Constantly on the lookout for new ideas or approaches on offense, it wasn’t long before Mike Riley’s attention was caught by the work of Mark Speckman at Willamette.
Speckman had taken the fly sweep and made it the foundation of his offense.
Intrigued, Riley dispatched offensive coordinator Danny Langsdorf and offensive line coach Mike Cavanaugh to Salem to learn some fly sweep concepts.
“It was unbelievable,” Cavanaugh said. “That was a big part of their offense and they ran it out of a variety of ways.
“They had red light, green light, yellow light, basically where that ball could break at certain times as the sweeper came around. That was a little too complex. So we tried to keep it simple.”
Cavanaugh and Langsdorf returned to Corvallis with some basics that they could install into OSU’s pro-style offense.
The play essentially involves putting a receiver into motion, faking to a running back and handing the ball to the receiver, who sprints to the corner with the idea of getting into the open.
“It gives you the chance to put the ball in hands of some of your good players,” OSU receivers coach Brent Brennan said. “Some of your guys that have good speed in space.”
Cavanaugh said the fly sweep is fairly easy for the linemen to block for but puts pressure on the perimeter players to clear the way in space.
That can mean hitting a linebacker or a safety.
“That’s what we need to do on the perimeter is we’ve got to block,” Brennan said. “We’ve got to handle those guys and they’re not easy blocks because you’re out there for a long time.”
It wasn’t long before it turned into a major part of the Beavers’ arsenal.
James Rodgers did so well with the fly sweep that the Beavers became known for the play.
Rodgers put up some solid rushing numbers with the fly sweep and raced in from 25 yards to give the Beavers a 38-31 win over Oregon in two overtimes in the 2007 Civil War game in Eugene.
“Since James was here and we started making it a part of our identity, it’s been good to have for us,” Riley said.
Markus Wheaton also had some success with the fly sweep but the Beavers have needed it to bolster their run game this season and they’ve had the receivers to make it work.
Brandin Cooks has carried the ball 16 times for 106 yards and a touchdown, and Victor Bolden has six rushes for 43 yards.
The fly sweep was particularly effective at Washington State.

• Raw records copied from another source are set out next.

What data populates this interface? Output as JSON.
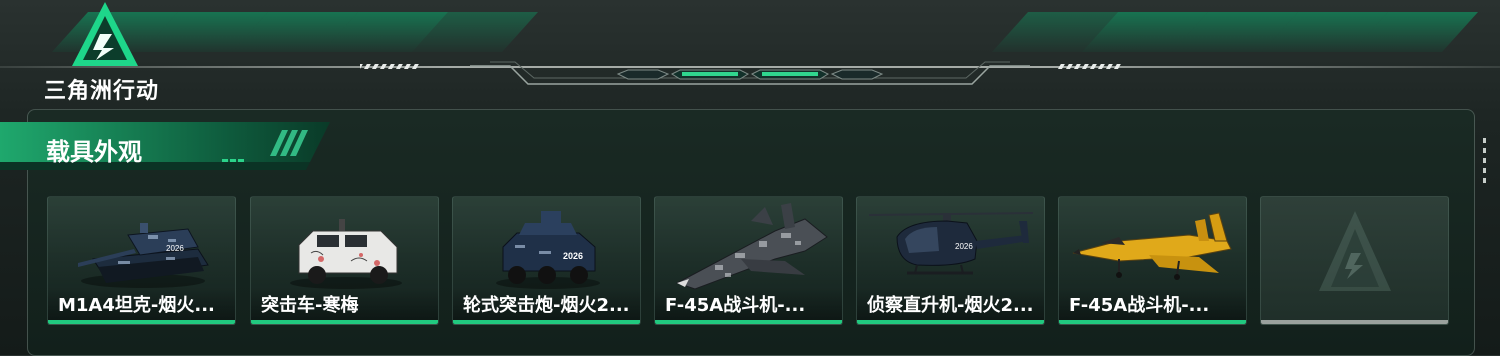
{
  "brand": {
    "name": "三角洲行动",
    "accent": "#21c97f"
  },
  "section": {
    "title": "载具外观"
  },
  "vehicles": [
    {
      "name": "M1A4坦克-烟火...",
      "icon": "tank-icon"
    },
    {
      "name": "突击车-寒梅",
      "icon": "assault-vehicle-icon"
    },
    {
      "name": "轮式突击炮-烟火2...",
      "icon": "wheeled-assault-gun-icon"
    },
    {
      "name": "F-45A战斗机-...",
      "icon": "fighter-jet-icon"
    },
    {
      "name": "侦察直升机-烟火2...",
      "icon": "helicopter-icon"
    },
    {
      "name": "F-45A战斗机-...",
      "icon": "fighter-jet-yellow-icon"
    },
    {
      "name": "",
      "icon": "placeholder-logo-icon"
    }
  ]
}
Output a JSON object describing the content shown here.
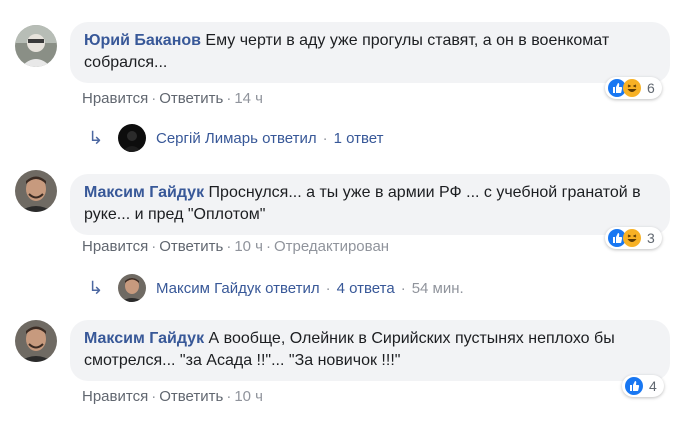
{
  "comments": [
    {
      "author": "Юрий Баканов",
      "text": "Ему черти в аду уже прогулы ставят, а он в военкомат собрался...",
      "like_label": "Нравится",
      "reply_label": "Ответить",
      "time": "14 ч",
      "edited": "",
      "reactions_count": "6",
      "reactions_icons": [
        "like-icon",
        "haha-icon"
      ]
    },
    {
      "author": "Максим Гайдук",
      "text": "Проснулся... а ты уже в армии РФ ... с учебной гранатой в руке... и пред \"Оплотом\"",
      "like_label": "Нравится",
      "reply_label": "Ответить",
      "time": "10 ч",
      "edited": "Отредактирован",
      "reactions_count": "3",
      "reactions_icons": [
        "like-icon",
        "haha-icon"
      ]
    },
    {
      "author": "Максим Гайдук",
      "text": "А вообще, Олейник в Сирийских пустынях неплохо бы смотрелся... \"за Асада !!\"... \"За новичок !!!\"",
      "like_label": "Нравится",
      "reply_label": "Ответить",
      "time": "10 ч",
      "edited": "",
      "reactions_count": "4",
      "reactions_icons": [
        "like-icon"
      ]
    }
  ],
  "replies": [
    {
      "name": "Сергій Лимарь ответил",
      "count": "1 ответ",
      "time": ""
    },
    {
      "name": "Максим Гайдук ответил",
      "count": "4 ответа",
      "time": "54 мин."
    }
  ],
  "colors": {
    "link": "#385898",
    "bubble": "#f2f3f5",
    "meta": "#616770",
    "like_blue": "#1877f2",
    "haha_yellow": "#f7b125"
  }
}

Cooks had four carries for 34 yards and his score and Bolden had 27 yards on two attempts.
“When we have fast guys, explosive guys like Vic and Brandin, those fly sweeps will come alive,” receiver Kevin Cummings said. “They’ll start pulling people out of the box and give our run game chances to increase it in the middle. We kind of saw a little bit of that at Washington State so we saw it was working and what we can keep getting better at. It will develop.”
Langsdorf said the Beavers always test the waters with the fly sweep to see if they can get a big play.
Some games it’s clicking, others it gets shut down.
“There are teams that prepare for it better than others,” Langsdorf said. “Last week we used it more and we felt we had some good plays against them, so we kept doing it. If they have an answer and they devote some people to defend it, then it’s not so good and that’s week-to-week. It just depends on how they’re playing it.
“We continue to test that and see early on if we think we have it or not and when we do we keep running it.
As long as Riley and the Beavers keep getting players like Rodgers and Cooks in Corvallis, they’ll run the fly sweep.
“It’s our old standby,” Langsdorf said. “It’s something that’s stood the test of time and it’s given us great production.”